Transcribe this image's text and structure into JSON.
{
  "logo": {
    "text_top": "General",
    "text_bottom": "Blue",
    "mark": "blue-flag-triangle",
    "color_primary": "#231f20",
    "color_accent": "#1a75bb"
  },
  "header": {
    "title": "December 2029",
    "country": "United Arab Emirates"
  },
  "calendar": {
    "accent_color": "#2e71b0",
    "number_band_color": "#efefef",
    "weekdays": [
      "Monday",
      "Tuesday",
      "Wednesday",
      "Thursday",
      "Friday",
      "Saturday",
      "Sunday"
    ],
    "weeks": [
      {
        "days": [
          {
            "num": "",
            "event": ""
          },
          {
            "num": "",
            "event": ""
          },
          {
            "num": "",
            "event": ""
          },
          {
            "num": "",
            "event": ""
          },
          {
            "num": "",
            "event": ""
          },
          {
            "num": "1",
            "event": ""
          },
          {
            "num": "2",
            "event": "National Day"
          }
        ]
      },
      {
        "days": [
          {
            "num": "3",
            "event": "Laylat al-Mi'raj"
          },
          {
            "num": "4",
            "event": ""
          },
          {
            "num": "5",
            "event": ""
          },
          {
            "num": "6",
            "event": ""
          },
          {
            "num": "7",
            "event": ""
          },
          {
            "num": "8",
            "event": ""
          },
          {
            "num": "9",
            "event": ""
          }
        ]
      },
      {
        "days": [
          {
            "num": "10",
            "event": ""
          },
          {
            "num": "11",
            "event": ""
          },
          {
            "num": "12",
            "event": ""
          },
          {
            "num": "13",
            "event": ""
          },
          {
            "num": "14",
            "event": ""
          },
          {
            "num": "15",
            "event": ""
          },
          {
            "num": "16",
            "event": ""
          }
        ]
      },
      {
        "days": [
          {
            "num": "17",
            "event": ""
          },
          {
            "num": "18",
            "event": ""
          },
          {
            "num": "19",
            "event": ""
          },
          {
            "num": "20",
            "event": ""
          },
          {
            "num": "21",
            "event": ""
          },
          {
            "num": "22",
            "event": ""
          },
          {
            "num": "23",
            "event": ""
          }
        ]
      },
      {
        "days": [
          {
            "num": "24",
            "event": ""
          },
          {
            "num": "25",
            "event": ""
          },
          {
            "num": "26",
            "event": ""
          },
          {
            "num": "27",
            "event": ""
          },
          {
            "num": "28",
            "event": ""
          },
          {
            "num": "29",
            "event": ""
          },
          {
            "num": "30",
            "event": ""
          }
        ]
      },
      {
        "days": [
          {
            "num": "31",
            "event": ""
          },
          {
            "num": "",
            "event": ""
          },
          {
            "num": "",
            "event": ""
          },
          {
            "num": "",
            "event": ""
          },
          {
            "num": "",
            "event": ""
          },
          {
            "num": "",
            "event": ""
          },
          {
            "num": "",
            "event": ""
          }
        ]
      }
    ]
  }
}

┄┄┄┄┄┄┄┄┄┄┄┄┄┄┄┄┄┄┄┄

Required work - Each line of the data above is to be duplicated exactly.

Task output -
Transcribe this image's text and structure into JSON.
{
  "logo": {
    "text_top": "General",
    "text_bottom": "Blue",
    "mark": "blue-flag-triangle",
    "color_primary": "#231f20",
    "color_accent": "#1a75bb"
  },
  "header": {
    "title": "December 2029",
    "country": "United Arab Emirates"
  },
  "calendar": {
    "accent_color": "#2e71b0",
    "number_band_color": "#efefef",
    "weekdays": [
      "Monday",
      "Tuesday",
      "Wednesday",
      "Thursday",
      "Friday",
      "Saturday",
      "Sunday"
    ],
    "weeks": [
      {
        "days": [
          {
            "num": "",
            "event": ""
          },
          {
            "num": "",
            "event": ""
          },
          {
            "num": "",
            "event": ""
          },
          {
            "num": "",
            "event": ""
          },
          {
            "num": "",
            "event": ""
          },
          {
            "num": "1",
            "event": ""
          },
          {
            "num": "2",
            "event": "National Day"
          }
        ]
      },
      {
        "days": [
          {
            "num": "3",
            "event": "Laylat al-Mi'raj"
          },
          {
            "num": "4",
            "event": ""
          },
          {
            "num": "5",
            "event": ""
          },
          {
            "num": "6",
            "event": ""
          },
          {
            "num": "7",
            "event": ""
          },
          {
            "num": "8",
            "event": ""
          },
          {
            "num": "9",
            "event": ""
          }
        ]
      },
      {
        "days": [
          {
            "num": "10",
            "event": ""
          },
          {
            "num": "11",
            "event": ""
          },
          {
            "num": "12",
            "event": ""
          },
          {
            "num": "13",
            "event": ""
          },
          {
            "num": "14",
            "event": ""
          },
          {
            "num": "15",
            "event": ""
          },
          {
            "num": "16",
            "event": ""
          }
        ]
      },
      {
        "days": [
          {
            "num": "17",
            "event": ""
          },
          {
            "num": "18",
            "event": ""
          },
          {
            "num": "19",
            "event": ""
          },
          {
            "num": "20",
            "event": ""
          },
          {
            "num": "21",
            "event": ""
          },
          {
            "num": "22",
            "event": ""
          },
          {
            "num": "23",
            "event": ""
          }
        ]
      },
      {
        "days": [
          {
            "num": "24",
            "event": ""
          },
          {
            "num": "25",
            "event": ""
          },
          {
            "num": "26",
            "event": ""
          },
          {
            "num": "27",
            "event": ""
          },
          {
            "num": "28",
            "event": ""
          },
          {
            "num": "29",
            "event": ""
          },
          {
            "num": "30",
            "event": ""
          }
        ]
      },
      {
        "days": [
          {
            "num": "31",
            "event": ""
          },
          {
            "num": "",
            "event": ""
          },
          {
            "num": "",
            "event": ""
          },
          {
            "num": "",
            "event": ""
          },
          {
            "num": "",
            "event": ""
          },
          {
            "num": "",
            "event": ""
          },
          {
            "num": "",
            "event": ""
          }
        ]
      }
    ]
  }
}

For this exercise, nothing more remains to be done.